But Dr M A Balasubramanya nevertheless described the same in a couple of hours yesterday. Some of his words dug deeper than I expected them to go inside my mind. I was expecting him to speak about how they had to undergo a lot of hardships and struggle to reach where we are. He did. But I wasn't expecting to shake my mind and say that SVYM now has presence throughout Karnataka and caters to lakhs of people under education, health, community empowerment, research, training, and ultimately development and achieved this growth over 32 years by not faltering even once from its core values of "Satya, Ahimsa, Seva, Tyaga". It sent depolarizations through some of my old neurons.

We had a brief on organization policies, accounting practices, etc.

After lunch, we went on a long trip to Kenchanahalli and Hosahalli campuses where other activities of SVYM happens.

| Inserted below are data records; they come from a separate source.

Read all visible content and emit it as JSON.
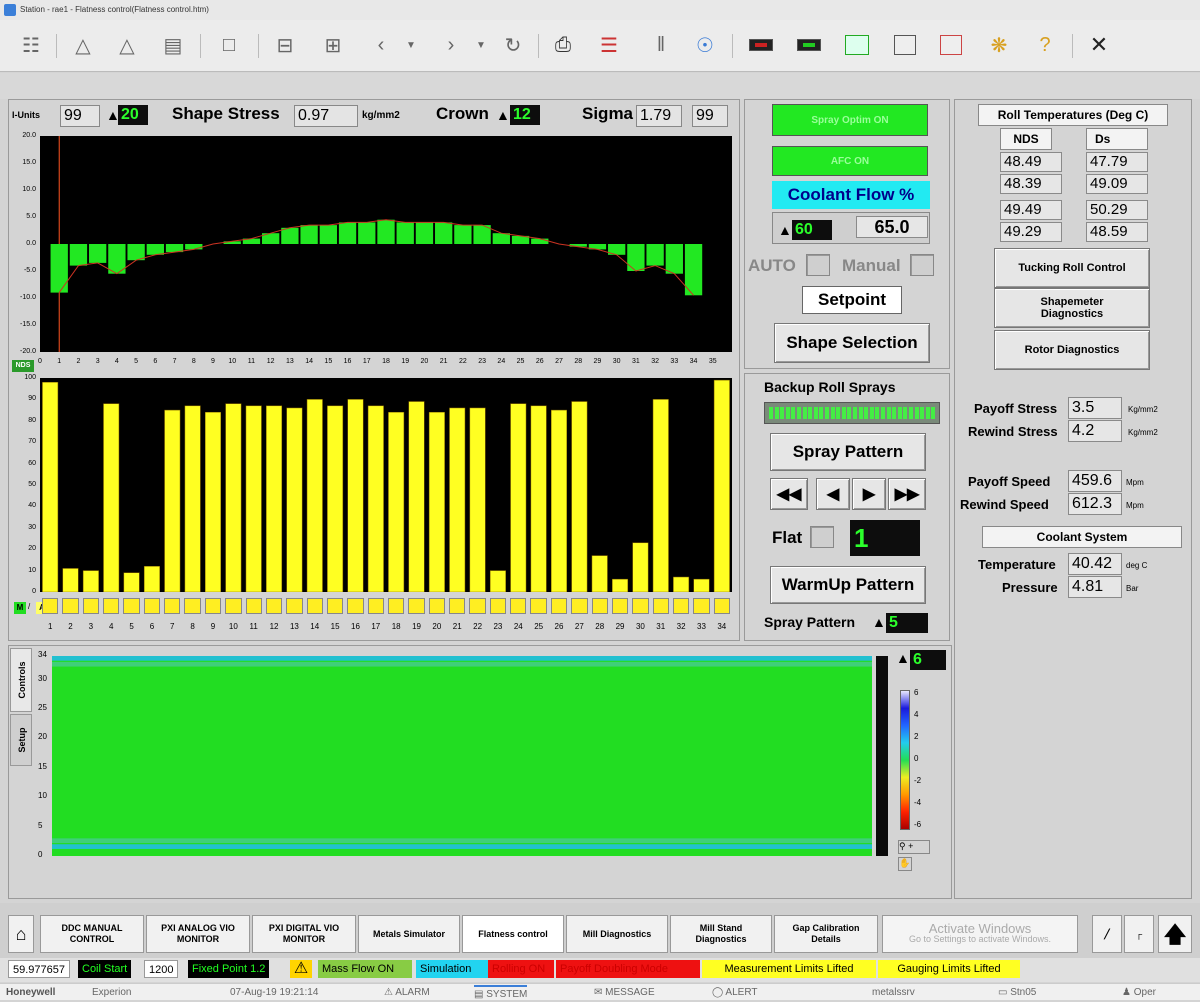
{
  "window": {
    "title": "Station - rae1 - Flatness control(Flatness control.htm)"
  },
  "header": {
    "i_units_label": "I-Units",
    "i_units_value": "99",
    "i_units_set": "20",
    "shape_stress_label": "Shape Stress",
    "shape_stress_value": "0.97",
    "shape_stress_unit": "kg/mm2",
    "crown_label": "Crown",
    "crown_set": "12",
    "sigma_label": "Sigma",
    "sigma_value": "1.79",
    "sigma_right": "99"
  },
  "controls": {
    "spray_optim": "Spray Optim ON",
    "afc": "AFC ON",
    "coolant_flow_title": "Coolant Flow %",
    "coolant_set": "60",
    "coolant_actual": "65.0",
    "auto_label": "AUTO",
    "manual_label": "Manual",
    "setpoint": "Setpoint",
    "shape_selection": "Shape Selection",
    "backup_title": "Backup Roll Sprays",
    "spray_pattern_button": "Spray Pattern",
    "flat_label": "Flat",
    "flat_value": "1",
    "warmup_pattern": "WarmUp Pattern",
    "spray_pattern_label": "Spray Pattern",
    "spray_pattern_value": "5"
  },
  "roll_temps": {
    "title": "Roll Temperatures (Deg C)",
    "col_nds": "NDS",
    "col_ds": "Ds",
    "nds": [
      "48.49",
      "48.39",
      "49.49",
      "49.29"
    ],
    "ds": [
      "47.79",
      "49.09",
      "50.29",
      "48.59"
    ]
  },
  "right_buttons": {
    "tucking": "Tucking Roll Control",
    "shapemeter_1": "Shapemeter",
    "shapemeter_2": "Diagnostics",
    "rotor": "Rotor Diagnostics"
  },
  "process": {
    "payoff_stress_label": "Payoff Stress",
    "payoff_stress": "3.5",
    "stress_unit": "Kg/mm2",
    "rewind_stress_label": "Rewind Stress",
    "rewind_stress": "4.2",
    "payoff_speed_label": "Payoff Speed",
    "payoff_speed": "459.6",
    "speed_unit": "Mpm",
    "rewind_speed_label": "Rewind Speed",
    "rewind_speed": "612.3"
  },
  "coolant_system": {
    "title": "Coolant System",
    "temperature_label": "Temperature",
    "temperature": "40.42",
    "temperature_unit": "deg C",
    "pressure_label": "Pressure",
    "pressure": "4.81",
    "pressure_unit": "Bar"
  },
  "side_tabs": {
    "controls": "Controls",
    "setup": "Setup"
  },
  "heatmap": {
    "spin_value": "6",
    "scale": [
      "6",
      "4",
      "2",
      "0",
      "-2",
      "-4",
      "-6"
    ]
  },
  "chart_data": [
    {
      "type": "bar",
      "label": "NDS",
      "ylim": [
        -20,
        20
      ],
      "yticks": [
        "20.0",
        "15.0",
        "10.0",
        "5.0",
        "0.0",
        "-5.0",
        "-10.0",
        "-15.0",
        "-20.0"
      ],
      "categories": [
        "1",
        "2",
        "3",
        "4",
        "5",
        "6",
        "7",
        "8",
        "9",
        "10",
        "11",
        "12",
        "13",
        "14",
        "15",
        "16",
        "17",
        "18",
        "19",
        "20",
        "21",
        "22",
        "23",
        "24",
        "25",
        "26",
        "27",
        "28",
        "29",
        "30",
        "31",
        "32",
        "33",
        "34"
      ],
      "xticks": [
        "0",
        "1",
        "2",
        "3",
        "4",
        "5",
        "6",
        "7",
        "8",
        "9",
        "10",
        "11",
        "12",
        "13",
        "14",
        "15",
        "16",
        "17",
        "18",
        "19",
        "20",
        "21",
        "22",
        "23",
        "24",
        "25",
        "26",
        "27",
        "28",
        "29",
        "30",
        "31",
        "32",
        "33",
        "34",
        "35"
      ],
      "values": [
        -9,
        -4,
        -3.5,
        -5.5,
        -3,
        -2,
        -1.5,
        -1,
        0,
        0.5,
        1,
        2,
        3,
        3.5,
        3.5,
        4,
        4,
        4.5,
        4,
        4,
        4,
        3.5,
        3.5,
        2,
        1.5,
        1,
        0,
        -0.5,
        -1,
        -2,
        -5,
        -4,
        -5.5,
        -9.5
      ],
      "colors": {
        "bar": "#22e822",
        "background": "#000000"
      }
    },
    {
      "type": "bar",
      "ylim": [
        0,
        100
      ],
      "yticks": [
        "100",
        "90",
        "80",
        "70",
        "60",
        "50",
        "40",
        "30",
        "20",
        "10",
        "0"
      ],
      "categories": [
        "1",
        "2",
        "3",
        "4",
        "5",
        "6",
        "7",
        "8",
        "9",
        "10",
        "11",
        "12",
        "13",
        "14",
        "15",
        "16",
        "17",
        "18",
        "19",
        "20",
        "21",
        "22",
        "23",
        "24",
        "25",
        "26",
        "27",
        "28",
        "29",
        "30",
        "31",
        "32",
        "33",
        "34"
      ],
      "values": [
        98,
        11,
        10,
        88,
        9,
        12,
        85,
        87,
        84,
        88,
        87,
        87,
        86,
        90,
        87,
        90,
        87,
        84,
        89,
        84,
        86,
        86,
        10,
        88,
        87,
        85,
        89,
        17,
        6,
        23,
        90,
        7,
        6,
        99
      ],
      "legend": [
        "M",
        "A"
      ],
      "colors": {
        "bar": "#ffff22",
        "background": "#000000"
      }
    },
    {
      "type": "heatmap",
      "yticks": [
        "34",
        "30",
        "25",
        "20",
        "15",
        "10",
        "5",
        "0"
      ],
      "colors": {
        "low": "#0000cc",
        "mid": "#22dd22",
        "high": "#ff0000"
      }
    }
  ],
  "nav": {
    "home": "home-icon",
    "items": [
      [
        "DDC MANUAL",
        "CONTROL"
      ],
      [
        "PXI ANALOG VIO",
        "MONITOR"
      ],
      [
        "PXI DIGITAL VIO",
        "MONITOR"
      ],
      [
        "Metals Simulator"
      ],
      [
        "Flatness control"
      ],
      [
        "Mill Diagnostics"
      ],
      [
        "Mill Stand",
        "Diagnostics"
      ],
      [
        "Gap Calibration",
        "Details"
      ]
    ],
    "activate_1": "Activate Windows",
    "activate_2": "Go to Settings to activate Windows."
  },
  "status": {
    "value": "59.977657",
    "coil_start": "Coil Start",
    "val_1200": "1200",
    "fixed_point": "Fixed Point 1.2",
    "mass_flow": "Mass Flow ON",
    "simulation": "Simulation",
    "rolling": "Rolling ON",
    "payoff_doubling": "Payoff Doubling Mode",
    "meas_limits": "Measurement Limits Lifted",
    "gauging_limits": "Gauging Limits Lifted"
  },
  "taskbar": {
    "brand": "Honeywell",
    "experion": "Experion",
    "datetime": "07-Aug-19  19:21:14",
    "alarm": "ALARM",
    "system": "SYSTEM",
    "message": "MESSAGE",
    "alert": "ALERT",
    "server": "metalssrv",
    "station": "Stn05",
    "user": "Oper"
  }
}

Kenchanahalli is on the verge of being converted to a centre for socio-economic empowerment program.

And Hosahalli! Hosahalli is a beautiful campus in 24 acres. There is Vivekananda Teacher Training and Research Centre here. And befittingly, the tribal school right next to it. Dr Ramkumar who works there rightly puts it. After years of working in Bengaluru and other places,.  they come here with lots of experience and every day they face a new challenge. The tribal kids have their own culture. Their language is different. Their aptitudes and attitudes are different. There is sometimes more to learn from them than to teach them.

Challenges like these, and the motivation to work with principles to overcome these challenges on a regular basis is what makes SVYM truly special

Take this example from Vivekananda Memorial Hospital.

VK is an 11 year old boy who got admitted with Diabetic Keto Acidosis. We were counselling him and his mother regarding the importance of strictly taking insulin, even while in school. And we were concerned about them being not able to recognize and treat hypoglycemia. The mother was in fact very much aware of hypoglycemia and apparently she used to manage it at home using sugar water.

"But who will make sugar water for him at school, ma?" we asked her. She gave a blank smile.

We gave our usual advice. "So, keep a sweet something in his pocket so that even at school when he feels symptoms of hypoglycemia he can eat it".

She smiled and said "My boy is just a kid. He will eat the sweet whenever he likes."